The home is square in plan and comprises a single level. It was built on top of a log-float foundation dating from the early 1900s and features a pitched roof and exterior walls clad in cedar and Richlite.
It was designed preemptively for a future where climate change and rising sea levels mean that farmland will become devastated by flooding. The structure generates its own electricity from floating solar panels and collects its own water from rainwater irrigation systems.
Developed as a prototype with British company Floating Homes, the structure references the design of typical canal boats, but with an increased scale to create a spacious and luxurious home on the water.
The structure forms part of the growing number of Amsterdam's houseboats lining the banks of the city's canals and waterways. It consists of a lower level that is submerged in the river, while an upper storey is located level with the water's surface.
Veetee is a timber shelter floating on metal barrels designed to provide a haven for visitors to the Soomma National Park forest during annual flooding in the springtime.
It was created by interior architecture students at the Estonian Academy of Arts in collaboration with Tallinn-based architecture firm b210 during a 10-day workshop.
Designed by New York studio MOS Architects, Floating House's pontoon base allows it to adapt to the lake's changing water levels.
Forming part of a floating village, Schoonschip Amsterdam is a floating home that was designed by Dutch architecture practice i29.
The village has been in development since 2010 and intends to be a model for sustainable planning. The two-storey home features angled openings and cutaway corners to provide views across the watery neighbourhood.
"The design was inspired by the way flamingos stand in the water," Waterstudio.NL founder Koen Olthuis told Dezeen. "Only a leg in the water and the body untouchable above the surface."

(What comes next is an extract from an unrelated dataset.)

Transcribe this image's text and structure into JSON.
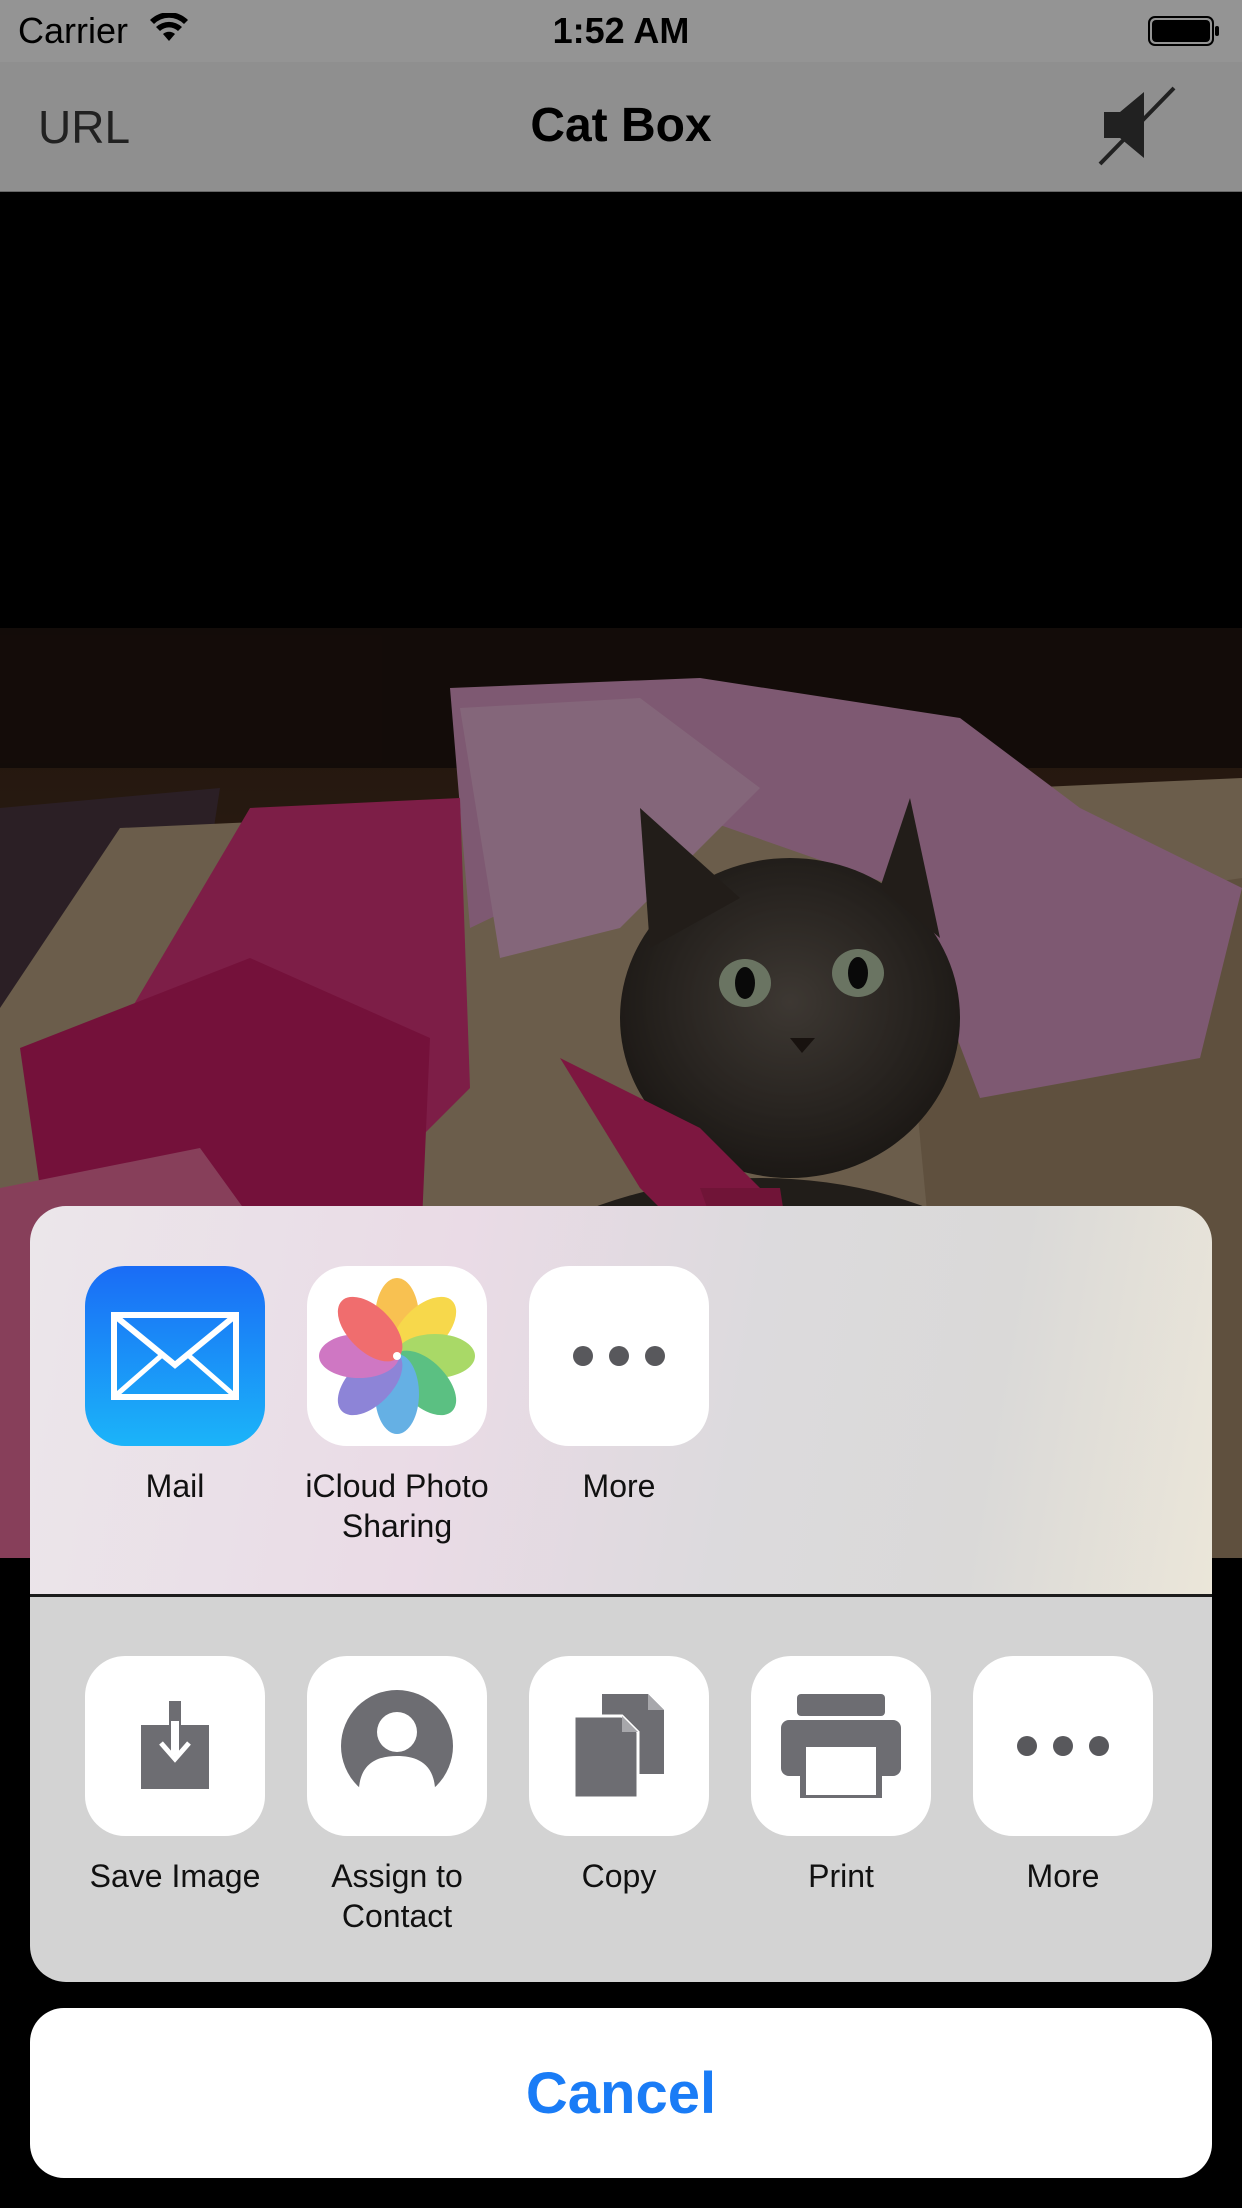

It was developed by Denizen Works with Turks Shipyard and naval architect Tony Tucker and is characterised by an expandable roof that took design cues from the bellows of a church organ and Volkswagen camper vans.
It was constructed to provide shade and add additional space to the existing jetty, which is used for leisure and nautical activities.